It was a pleasant surprise to find that the circuit oscillated the first time it was turned on. Since junction transistors were used, the oscillation could not have been due to the grounded collector stage alone.
Because of the low cut-off frequency of the transistors used it was not possible to maintain oscillation past the usual intermediate frequencies. Therefore, no information could be obtained regarding the stability of this circuit when used at the higher frequencies for which the original isolating oscillator was designed.
In conclusion, it should be emphasized that although transistors have received wide publicity which in some cases has suggested that they are a panacea for all the ills of electronics, for the present at least they have rather restricted application, especially in the amateur field. The amateur and experimenter will do well to realize this fact and to regard them as rather expensive toys. He should most certainly forego the pleasures of playing with them until he feels well grounded in the basic considerations which lead to sound transistor circuitry.
* RCA Engineer.
1 The cut-off frequency is defined as the frequency at which the gain is down 3 db. as compared with the gain at low frequencies.

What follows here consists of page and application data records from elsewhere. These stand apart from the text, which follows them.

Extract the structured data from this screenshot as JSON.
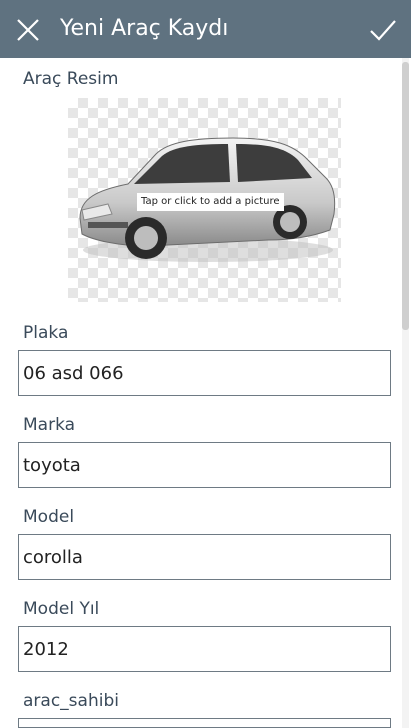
{
  "header": {
    "title": "Yeni Araç Kaydı",
    "close_icon": "close-icon",
    "submit_icon": "checkmark-icon",
    "bg_color": "#5f7280"
  },
  "form": {
    "image": {
      "label": "Araç Resim",
      "hint": "Tap or click to add a picture"
    },
    "plaka": {
      "label": "Plaka",
      "value": "06 asd 066"
    },
    "marka": {
      "label": "Marka",
      "value": "toyota"
    },
    "model": {
      "label": "Model",
      "value": "corolla"
    },
    "model_yil": {
      "label": "Model Yıl",
      "value": "2012"
    },
    "arac_sahibi": {
      "label": "arac_sahibi",
      "value": ""
    }
  }
}
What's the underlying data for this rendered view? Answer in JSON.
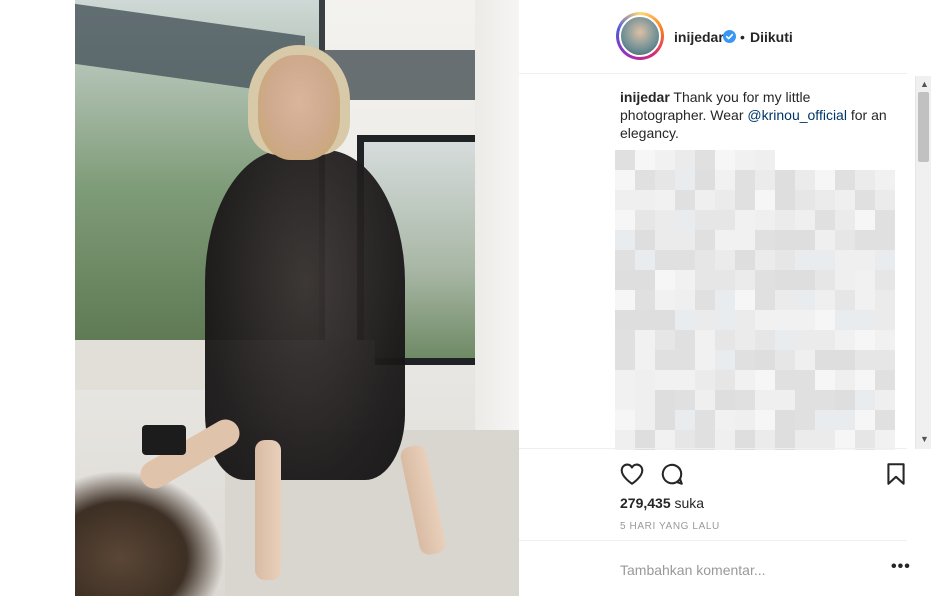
{
  "post": {
    "username": "inijedar",
    "verified_icon": "verified-badge-icon",
    "separator": "•",
    "follow_status": "Diikuti",
    "caption_user": "inijedar",
    "caption_text_1": " Thank you for my little photographer. Wear ",
    "caption_mention": "@krinou_official",
    "caption_text_2": " for an elegancy.",
    "likes_count": "279,435",
    "likes_suffix": "suka",
    "timestamp": "5 HARI YANG LALU",
    "comment_placeholder": "Tambahkan komentar...",
    "more_label": "•••"
  },
  "icons": {
    "like": "heart-icon",
    "comment": "comment-icon",
    "save": "bookmark-icon",
    "scroll_up": "▲",
    "scroll_down": "▼"
  },
  "colors": {
    "text": "#262626",
    "muted": "#999999",
    "mention": "#003569",
    "verified": "#3897f0"
  }
}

In general, the cut-off point for voltage gain is different from that for current gain.
Posted January 11, 2016